Segment Start: MATERIAL FOR THIS TASK

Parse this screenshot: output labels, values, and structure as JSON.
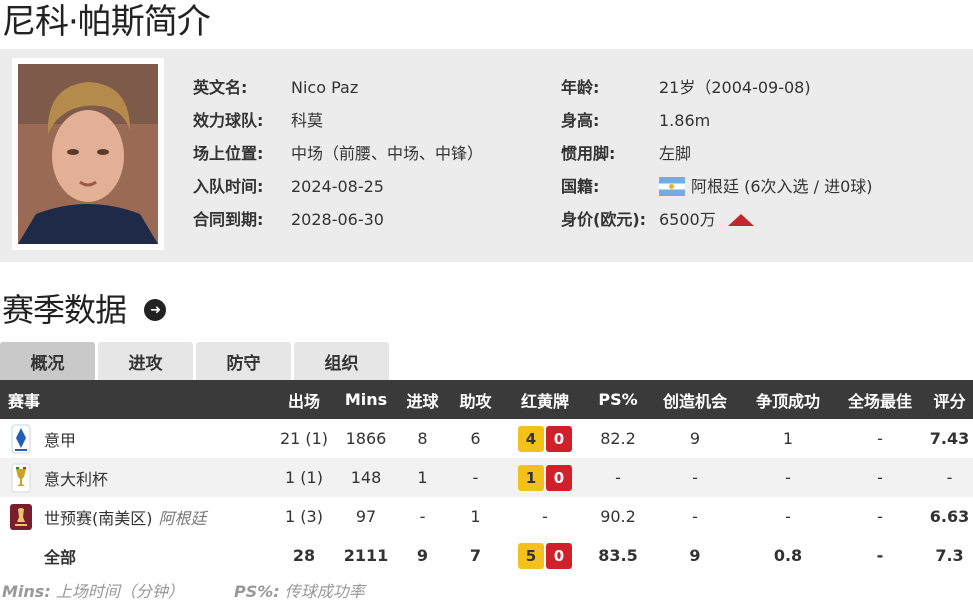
{
  "page": {
    "title": "尼科·帕斯简介"
  },
  "profile": {
    "left": [
      {
        "label": "英文名:",
        "value": "Nico Paz"
      },
      {
        "label": "效力球队:",
        "value": "科莫"
      },
      {
        "label": "场上位置:",
        "value": "中场（前腰、中场、中锋）"
      },
      {
        "label": "入队时间:",
        "value": "2024-08-25"
      },
      {
        "label": "合同到期:",
        "value": "2028-06-30"
      }
    ],
    "right": [
      {
        "label": "年龄:",
        "value": "21岁（2004-09-08)"
      },
      {
        "label": "身高:",
        "value": "1.86m"
      },
      {
        "label": "惯用脚:",
        "value": "左脚"
      },
      {
        "label": "国籍:",
        "value": "阿根廷 (6次入选 / 进0球)"
      },
      {
        "label": "身价(欧元):",
        "value": "6500万"
      }
    ]
  },
  "season": {
    "title": "赛季数据",
    "tabs": [
      "概况",
      "进攻",
      "防守",
      "组织"
    ],
    "active_tab": 0,
    "headers": [
      "赛事",
      "出场",
      "Mins",
      "进球",
      "助攻",
      "红黄牌",
      "PS%",
      "创造机会",
      "争顶成功",
      "全场最佳",
      "评分"
    ],
    "rows": [
      {
        "comp": "意甲",
        "sub": "",
        "apps": "21 (1)",
        "mins": "1866",
        "goals": "8",
        "assists": "6",
        "yellow": "4",
        "red": "0",
        "ps": "82.2",
        "chances": "9",
        "aerials": "1",
        "motm": "-",
        "rating": "7.43"
      },
      {
        "comp": "意大利杯",
        "sub": "",
        "apps": "1 (1)",
        "mins": "148",
        "goals": "1",
        "assists": "-",
        "yellow": "1",
        "red": "0",
        "ps": "-",
        "chances": "-",
        "aerials": "-",
        "motm": "-",
        "rating": "-"
      },
      {
        "comp": "世预赛(南美区)",
        "sub": "阿根廷",
        "apps": "1 (3)",
        "mins": "97",
        "goals": "-",
        "assists": "1",
        "yellow": "",
        "red": "",
        "cards_text": "-",
        "ps": "90.2",
        "chances": "-",
        "aerials": "-",
        "motm": "-",
        "rating": "6.63"
      }
    ],
    "total": {
      "comp": "全部",
      "apps": "28",
      "mins": "2111",
      "goals": "9",
      "assists": "7",
      "yellow": "5",
      "red": "0",
      "ps": "83.5",
      "chances": "9",
      "aerials": "0.8",
      "motm": "-",
      "rating": "7.3"
    }
  },
  "legend": [
    {
      "key": "Mins:",
      "text": "上场时间（分钟）"
    },
    {
      "key": "PS%:",
      "text": "传球成功率"
    }
  ],
  "colors": {
    "header_bg": "#3a3a3a",
    "rating": "#e0641c",
    "yellow_card": "#f2c21a",
    "red_card": "#d0202a",
    "trend_up": "#c4262e"
  },
  "icons": {
    "photo": "player-photo",
    "nationality": "argentina-flag-icon",
    "trend": "trend-up-icon",
    "more": "circle-arrow-right-icon",
    "league_logos": [
      "serie-a-logo-icon",
      "coppa-italia-logo-icon",
      "world-cup-qualifier-logo-icon"
    ]
  }
}
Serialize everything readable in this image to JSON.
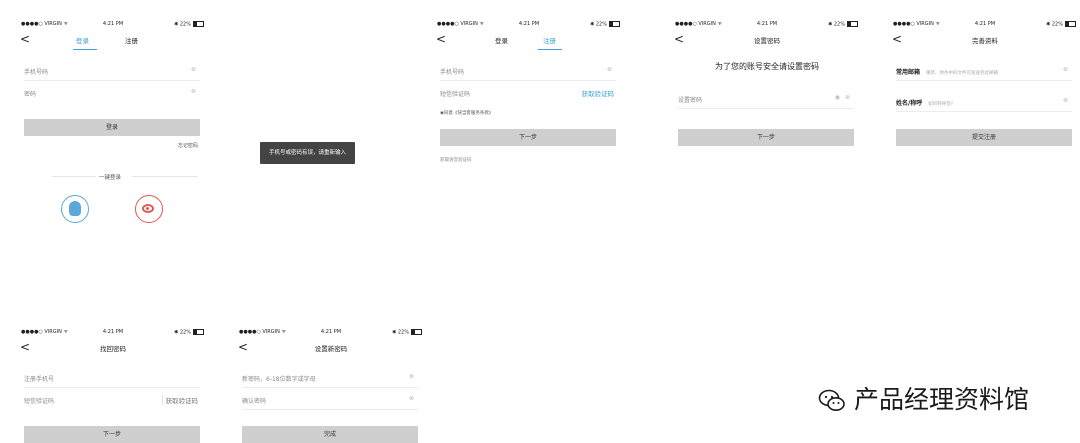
{
  "status_bar": {
    "carrier": "●●●●○ VIRGIN ᯤ",
    "time": "4:21 PM",
    "battery": "✱ 22%"
  },
  "login": {
    "tabs": [
      "登录",
      "注册"
    ],
    "phone_placeholder": "手机号码",
    "password_placeholder": "密码",
    "login_button": "登录",
    "forgot_password": "忘记密码",
    "one_click_login": "一键登录"
  },
  "toast": {
    "text": "手机号或密码有误，请重新输入"
  },
  "register": {
    "tabs": [
      "登录",
      "注册"
    ],
    "phone_placeholder": "手机号码",
    "sms_code_placeholder": "短信验证码",
    "get_code": "获取验证码",
    "agreement": "◉同意《快当客服务条款》",
    "next_button": "下一步",
    "no_code_hint": "获取语音验证码"
  },
  "set_password": {
    "title": "设置密码",
    "heading": "为了您的账号安全请设置密码",
    "password_placeholder": "设置密码",
    "next_button": "下一步"
  },
  "complete_profile": {
    "title": "完善资料",
    "email_label": "常用邮箱",
    "email_hint": "重新、财务中的文件可发送到此邮箱",
    "name_label": "姓名/称呼",
    "name_hint": "如何称呼您?",
    "submit_button": "提交注册"
  },
  "find_password": {
    "title": "找回密码",
    "phone_placeholder": "注册手机号",
    "sms_code_placeholder": "短信验证码",
    "get_code": "获取验证码",
    "next_button": "下一步"
  },
  "new_password": {
    "title": "设置新密码",
    "new_password_placeholder": "新密码，6-18位数字或字母",
    "confirm_placeholder": "确认密码",
    "done_button": "完成"
  },
  "watermark": {
    "text": "产品经理资料馆"
  }
}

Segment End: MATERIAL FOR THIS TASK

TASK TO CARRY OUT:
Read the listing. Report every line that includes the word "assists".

EXERCISE ANSWER:
        "assists": "6",
        "assists": "-",
        "assists": "1",
      "assists": "7",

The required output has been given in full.